======== Data supplied

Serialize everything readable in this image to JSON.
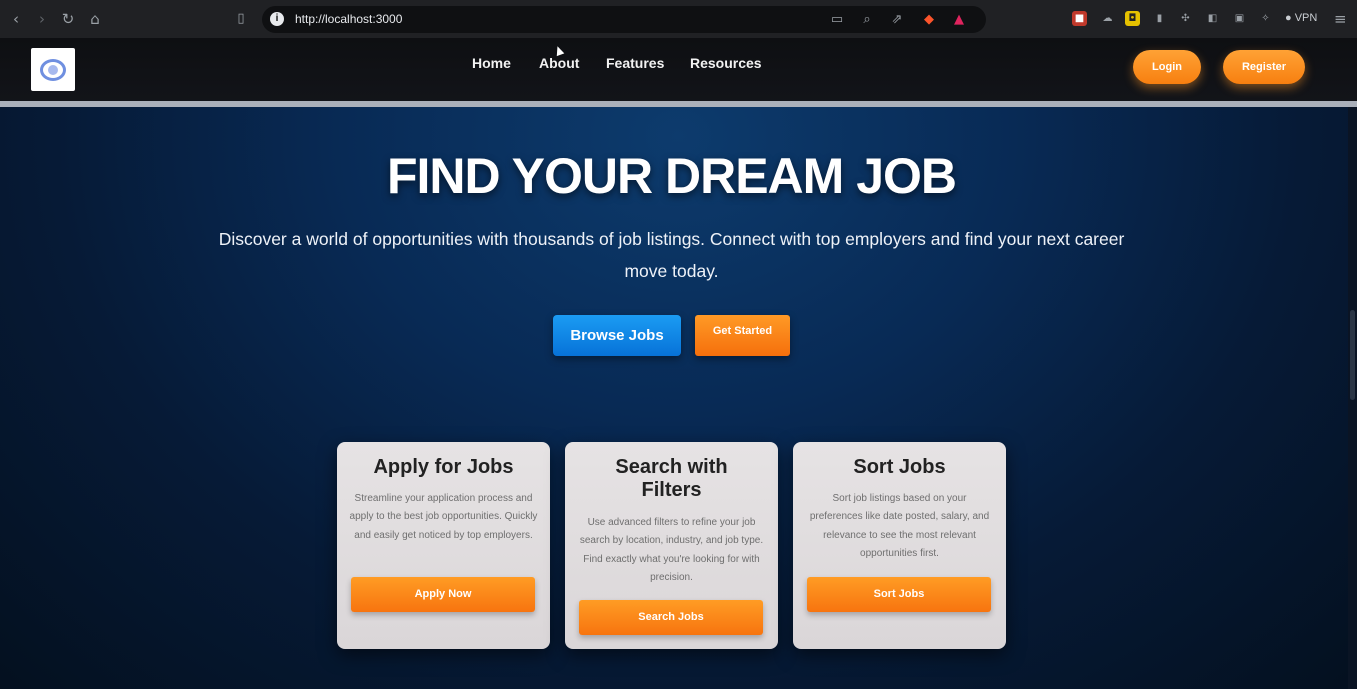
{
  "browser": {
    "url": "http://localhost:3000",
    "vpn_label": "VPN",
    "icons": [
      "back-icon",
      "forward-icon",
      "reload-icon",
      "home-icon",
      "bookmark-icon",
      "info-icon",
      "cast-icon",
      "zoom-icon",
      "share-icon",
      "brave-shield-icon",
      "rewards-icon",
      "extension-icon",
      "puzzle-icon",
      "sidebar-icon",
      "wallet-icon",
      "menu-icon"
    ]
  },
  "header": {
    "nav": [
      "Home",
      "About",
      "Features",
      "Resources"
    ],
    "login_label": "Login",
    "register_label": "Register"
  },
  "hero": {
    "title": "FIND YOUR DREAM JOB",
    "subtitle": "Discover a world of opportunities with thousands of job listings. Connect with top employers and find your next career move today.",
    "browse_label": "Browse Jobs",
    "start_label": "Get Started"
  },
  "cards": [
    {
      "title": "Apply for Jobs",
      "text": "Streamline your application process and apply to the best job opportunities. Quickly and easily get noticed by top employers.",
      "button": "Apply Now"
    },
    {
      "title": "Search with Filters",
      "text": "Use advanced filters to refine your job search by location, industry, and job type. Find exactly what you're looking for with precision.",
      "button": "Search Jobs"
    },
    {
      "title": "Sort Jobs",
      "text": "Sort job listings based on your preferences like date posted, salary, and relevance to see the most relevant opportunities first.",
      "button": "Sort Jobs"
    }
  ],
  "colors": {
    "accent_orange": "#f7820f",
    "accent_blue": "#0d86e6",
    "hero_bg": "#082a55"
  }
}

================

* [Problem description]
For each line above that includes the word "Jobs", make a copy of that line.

* [Result of the task]
    "browse_label": "Browse Jobs",
      "title": "Apply for Jobs",
      "button": "Search Jobs"
      "title": "Sort Jobs",
      "button": "Sort Jobs"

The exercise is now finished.